 These measurements are impacting the ways cities conceive of their place in the world in an increasingly urbanized age. Whether as academics, city practitioners or informed citizens, we can no longer afford to either brush off these rankings as the stuff of headlines or to uncritically absorb their main punchline without closer scientific literacy as to what goes on beyond the scenes of city benchmarking.


Benchmarks are increasingly a driver of how urban centers see each other in a “world of cities,” as University College London geography professor Jenny Robinson puts it, and of how they make “comparative gestures” towards one another. Benchmarking has taken an increasingly global viewpoint. The number of city appearances in benchmarks have continued to grow exponentially. The cumulative total of all city mentions has increased nearly threefold between 2014 and 2018, with most of the increase concentrated in the European Union, Eastern Europe, Central Asia and North America.

At the same time, more cities are being measured, as new types of comparative benchmarking come to the fore. Between 2014 and 2018, the number of Asian, Latin American and Sub-Saharan African cities appearing in more than one global benchmark nearly doubled, from 90 to over 170

This global urban imagination is also changing in its focus, as the object of benchmarking shifts towards “softer” factors. From 2014 to 2018, the proportion of benchmarks solely measuring brand, influence or destination appeal has more than doubled to now account for over 20 percent of the total. At the same time, the share of purely economy-focused benchmarks (measuring growth, industry performance and investments) has declined, from around one third of all benchmarks in 2014 to around one-sixth in 2018.

The proportion of public benchmarks measuring transport and digital infrastructure also has recently declined. It is key to understand these trends, and the resulting benchmarking practices, as pieces of comparative evidence that are increasingly assembled by cities in order to justify or advocate for specific policy actions.

Benchmarks focusing exclusively on dedicated themes that were previously only measured as part of larger and more comprehensive studies have now emerged as independent indexes. This is a sign of specialization and niche-creation in what is an increasingly wide and complex constellation of comparative evaluations. Benchmarks that specifically assess governance and smartness, or culture and diversity, now account for nearly 10 percent of all benchmarks, whereas in 2014, very few such comparative studies had been published.

What this indicates is not only a changing and expanding complexity in the benchmarks themselves, but also a growing business of benchmarking whose underlying political economy needs to be far better understood by scholars and policymakers.


The business of benchmarking is a growing international reality, even if it is not always a profitable, or profit-driven, endeavor. Almost a quarter of all rankings are now produced by professional services firms, often by  consultancies such as PwC, KPMG or Arcadis. The media, so often prone to capture “winners and losers” stories, also produces benchmarks for its audiences. Yet this extends far beyond the likes of the Economist Intelligence Unit: today, around 15 percent of rankings are authored by global media and travel groups (e.g., Monocle and TimeOut). Foreign Policy and AT Kearney produce their own ranking of global cities as well.

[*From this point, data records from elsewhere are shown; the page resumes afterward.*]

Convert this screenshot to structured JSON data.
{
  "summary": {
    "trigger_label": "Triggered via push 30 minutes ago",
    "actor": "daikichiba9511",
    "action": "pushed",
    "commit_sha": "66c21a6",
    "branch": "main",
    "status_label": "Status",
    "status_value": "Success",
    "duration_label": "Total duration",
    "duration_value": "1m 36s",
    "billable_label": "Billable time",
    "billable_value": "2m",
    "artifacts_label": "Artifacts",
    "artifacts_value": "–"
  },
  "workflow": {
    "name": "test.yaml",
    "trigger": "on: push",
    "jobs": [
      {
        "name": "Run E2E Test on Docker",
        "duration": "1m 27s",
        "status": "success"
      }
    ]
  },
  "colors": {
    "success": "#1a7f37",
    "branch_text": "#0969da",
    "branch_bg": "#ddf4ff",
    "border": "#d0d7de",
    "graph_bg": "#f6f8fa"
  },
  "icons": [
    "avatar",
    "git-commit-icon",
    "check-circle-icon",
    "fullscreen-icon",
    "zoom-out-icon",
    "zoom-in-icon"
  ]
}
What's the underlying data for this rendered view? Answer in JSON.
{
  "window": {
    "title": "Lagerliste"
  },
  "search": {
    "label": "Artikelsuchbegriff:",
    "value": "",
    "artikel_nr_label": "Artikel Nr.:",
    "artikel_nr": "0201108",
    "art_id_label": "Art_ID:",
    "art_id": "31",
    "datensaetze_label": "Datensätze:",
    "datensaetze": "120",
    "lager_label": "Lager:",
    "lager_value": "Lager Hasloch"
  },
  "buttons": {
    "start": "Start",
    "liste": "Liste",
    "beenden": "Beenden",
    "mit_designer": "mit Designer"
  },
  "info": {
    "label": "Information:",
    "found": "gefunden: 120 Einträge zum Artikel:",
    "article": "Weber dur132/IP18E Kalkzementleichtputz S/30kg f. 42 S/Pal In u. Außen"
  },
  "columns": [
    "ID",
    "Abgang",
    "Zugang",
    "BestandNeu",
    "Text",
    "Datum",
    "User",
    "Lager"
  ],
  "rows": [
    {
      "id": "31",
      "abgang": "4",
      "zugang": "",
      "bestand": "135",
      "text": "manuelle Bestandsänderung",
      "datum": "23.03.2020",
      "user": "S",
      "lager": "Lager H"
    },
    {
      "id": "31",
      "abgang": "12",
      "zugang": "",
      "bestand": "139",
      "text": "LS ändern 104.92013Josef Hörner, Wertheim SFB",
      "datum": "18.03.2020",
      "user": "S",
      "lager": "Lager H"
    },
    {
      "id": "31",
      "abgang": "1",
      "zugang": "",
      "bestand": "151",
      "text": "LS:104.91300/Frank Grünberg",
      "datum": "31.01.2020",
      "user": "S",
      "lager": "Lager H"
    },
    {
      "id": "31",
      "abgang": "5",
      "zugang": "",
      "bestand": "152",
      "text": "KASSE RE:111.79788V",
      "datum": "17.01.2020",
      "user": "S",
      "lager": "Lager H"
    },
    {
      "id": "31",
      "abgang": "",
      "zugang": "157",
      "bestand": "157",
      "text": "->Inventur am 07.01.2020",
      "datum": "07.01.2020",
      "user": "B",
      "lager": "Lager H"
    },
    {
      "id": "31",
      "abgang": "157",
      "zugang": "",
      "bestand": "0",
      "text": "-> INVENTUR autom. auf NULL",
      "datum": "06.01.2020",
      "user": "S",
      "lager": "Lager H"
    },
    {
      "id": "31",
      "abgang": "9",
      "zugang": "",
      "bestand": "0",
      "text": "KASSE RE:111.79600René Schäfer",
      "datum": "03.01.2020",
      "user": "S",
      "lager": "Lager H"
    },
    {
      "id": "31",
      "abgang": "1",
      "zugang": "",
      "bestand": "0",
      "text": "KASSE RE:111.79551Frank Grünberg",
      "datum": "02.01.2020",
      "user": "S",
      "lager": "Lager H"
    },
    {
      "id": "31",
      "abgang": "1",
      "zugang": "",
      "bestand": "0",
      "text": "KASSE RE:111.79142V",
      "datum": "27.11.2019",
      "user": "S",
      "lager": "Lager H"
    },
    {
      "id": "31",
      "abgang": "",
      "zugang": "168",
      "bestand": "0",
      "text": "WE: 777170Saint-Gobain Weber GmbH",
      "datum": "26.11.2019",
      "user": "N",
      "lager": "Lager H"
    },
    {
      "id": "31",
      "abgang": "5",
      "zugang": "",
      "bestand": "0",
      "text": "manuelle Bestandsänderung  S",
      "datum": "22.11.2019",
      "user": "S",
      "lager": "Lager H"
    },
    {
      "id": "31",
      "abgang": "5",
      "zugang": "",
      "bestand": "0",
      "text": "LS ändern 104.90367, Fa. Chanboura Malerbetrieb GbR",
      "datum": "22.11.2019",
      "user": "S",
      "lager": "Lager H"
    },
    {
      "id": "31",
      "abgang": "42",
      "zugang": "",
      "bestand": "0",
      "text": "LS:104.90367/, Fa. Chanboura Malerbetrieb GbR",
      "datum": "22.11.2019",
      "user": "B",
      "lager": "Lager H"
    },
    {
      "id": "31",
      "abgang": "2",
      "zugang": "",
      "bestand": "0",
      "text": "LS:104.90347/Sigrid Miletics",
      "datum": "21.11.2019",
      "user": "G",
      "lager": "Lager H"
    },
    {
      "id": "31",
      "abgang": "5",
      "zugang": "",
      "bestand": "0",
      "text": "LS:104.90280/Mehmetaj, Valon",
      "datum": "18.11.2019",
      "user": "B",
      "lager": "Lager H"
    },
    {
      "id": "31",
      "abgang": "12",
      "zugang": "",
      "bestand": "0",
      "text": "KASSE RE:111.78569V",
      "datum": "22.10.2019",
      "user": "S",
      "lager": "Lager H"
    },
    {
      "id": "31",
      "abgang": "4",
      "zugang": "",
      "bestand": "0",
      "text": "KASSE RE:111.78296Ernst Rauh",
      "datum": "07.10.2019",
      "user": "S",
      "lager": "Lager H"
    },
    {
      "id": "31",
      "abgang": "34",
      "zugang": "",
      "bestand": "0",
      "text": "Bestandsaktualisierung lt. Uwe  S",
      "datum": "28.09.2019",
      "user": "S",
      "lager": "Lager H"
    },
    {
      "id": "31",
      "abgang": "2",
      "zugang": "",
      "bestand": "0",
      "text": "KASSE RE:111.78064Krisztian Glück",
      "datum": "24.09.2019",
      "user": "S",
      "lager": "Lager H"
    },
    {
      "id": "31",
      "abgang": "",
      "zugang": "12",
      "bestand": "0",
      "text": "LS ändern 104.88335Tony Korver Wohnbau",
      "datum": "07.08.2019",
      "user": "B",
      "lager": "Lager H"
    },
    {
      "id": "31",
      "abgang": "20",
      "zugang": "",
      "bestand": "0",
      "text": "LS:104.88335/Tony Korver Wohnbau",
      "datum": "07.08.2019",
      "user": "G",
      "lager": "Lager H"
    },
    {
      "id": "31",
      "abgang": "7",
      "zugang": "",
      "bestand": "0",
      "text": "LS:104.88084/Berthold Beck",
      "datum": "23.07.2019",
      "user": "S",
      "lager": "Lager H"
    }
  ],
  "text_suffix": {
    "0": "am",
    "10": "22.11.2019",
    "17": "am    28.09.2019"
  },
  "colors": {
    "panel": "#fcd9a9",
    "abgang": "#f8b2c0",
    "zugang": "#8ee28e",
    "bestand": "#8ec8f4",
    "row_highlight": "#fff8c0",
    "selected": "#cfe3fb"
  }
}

A smaller but significant number of benchmarks are also developed by real estate and advisory firms (e.g., Jones Lang LaSalle, Savills), financial institutions (e.g., UBS, Mastercard, Deutsche Bank), industry bodies (e.g., the International Congress and Convention Association), multilateral organisations (e.g., the European Commission) and software and telecoms companies (e.g., Huawei or Ericsson). The United Nations’ own urban agency, UN-Habitat, has also been active on this front promoting the uptake of a City Prosperity (ond now competitiveness) Index since 2012. In contract, the users and objects of city benchmarks seem far less active as producers: only 1 percent of public city benchmarks are developed by city and regional advocacy groups or city governments themselves.

If often critical of ranking, academia is not absent from this landscape. Around 20 percent of benchmarks are still produced by research, think-tank and academic organizations. The University of Navarra’s IESE Business School has since 2014 become a well-recognized source of detail as to cities’ comprehensive performance across a range of themes ranging from governance and economic health to social cohesion and environmental sustainability. 

Meanwhile, M.I.T.’s Senseable City Lab has produced an open source comparative assessment of how green cities are in practice by developing a Green View Index (GVI) calculated using Google Street View panoramas and surprisingly crowning Singapore as the world's greenest city. Equally, researchers from academia, although prone to adopt consultancy-style approaches or enter into jointly sponsored projects, are regular participants in framing indexes and benchmarking mechanisms published by private entities.

This is for instance the case when urban scholars contribute behind the scenes to the development of the Arup-Rockefeller “Resilience Index,” PriceWaterhouseCoopers’ “Cities of Opportunity” study, NESTA’s “CITIE Index,” Foreign Policy’s “Global Cities Index,” the Mori Foundation’s “City Power Index” or the Future Cities Catapult’s “Urban Mobility Innovation Index,” to name but a few. Whether as drivers of benchmarks or as participants in consultation that surrounds their production, scholars do seem to have at least some tangible and potentially influential windows of opportunity through which to encourage comparative conversation informed by   narratives from places other than those at the “top” of rankings.

This is no academic whim: the popularity of rankings among some local governments and media opens up new opportunities to advocate for greater data literacy in cities and to rebalance some of the inherent biases and naive positivism promulgated by the often-superficial popularity of “smart city” thinking.


Data-driven urbanism is one of the most pervasive present-day drivers of city leadership. Yet all too often the credo ‘if you can measure it you can manage it’ is taken up in urban bureaucracies with little critical appreciation as to the source and underpinning logics of urban data. City rankings are a clear illustration of this risk. Yet they also offer a productive and widespread evidence base that scholars can use to promote a better informed, more scientifically literate and progressive form of city leadership.

The main problem is that we continue to simply take in rankings based on their headlines, which more often than not focus on who ‘won’ a specific league table. By our account, over 85 percent of all international benchmarking exercises still involve an explicit attempt to rank cities in the traditional sense of the word, producing some kind of hierarchically organized list of “best” to “worst.” Therein lies much of the problem with city rankings in perpetuating uneven geographies and power imbalances.

There is potential for scholars and others to advocate not only for better evidence bases for city policymaking, but also for greater balancing of cases between North and South, and for more detailed data-based comparisons across large and small cities alike. Yet this challenge is also compounded by a widespread lack of data literacy in local governments and among the general public, both of whom rarely question or even understand the underlying methods and metrics, and whose attitude towards benchmarking often risks straying into one of naïve positivism.

From this viewpoint, civically engaged academics can occupy a key place in the overall landscape of benchmarking, and in our view could possibly do better at promoting a more scientifically rigorous approach to indexing cities and urban issues. This can also spur the type of city-university collaboration that is increasingly seen as critical for the international response to global challenges.

Advocating to go beyond arbitrary lists and hierarchical rankings, in favor of transparent, replicable and accountable benchmarking practices is a key duty that scholars should embrace in an age of metrics-driven city leadership. In so doing, academia can foster greater scientific literacy in cities and local governments and help to shift comparative thinking beyond seductive headlines about which cities have captured the top spot in the latest race to global primacy.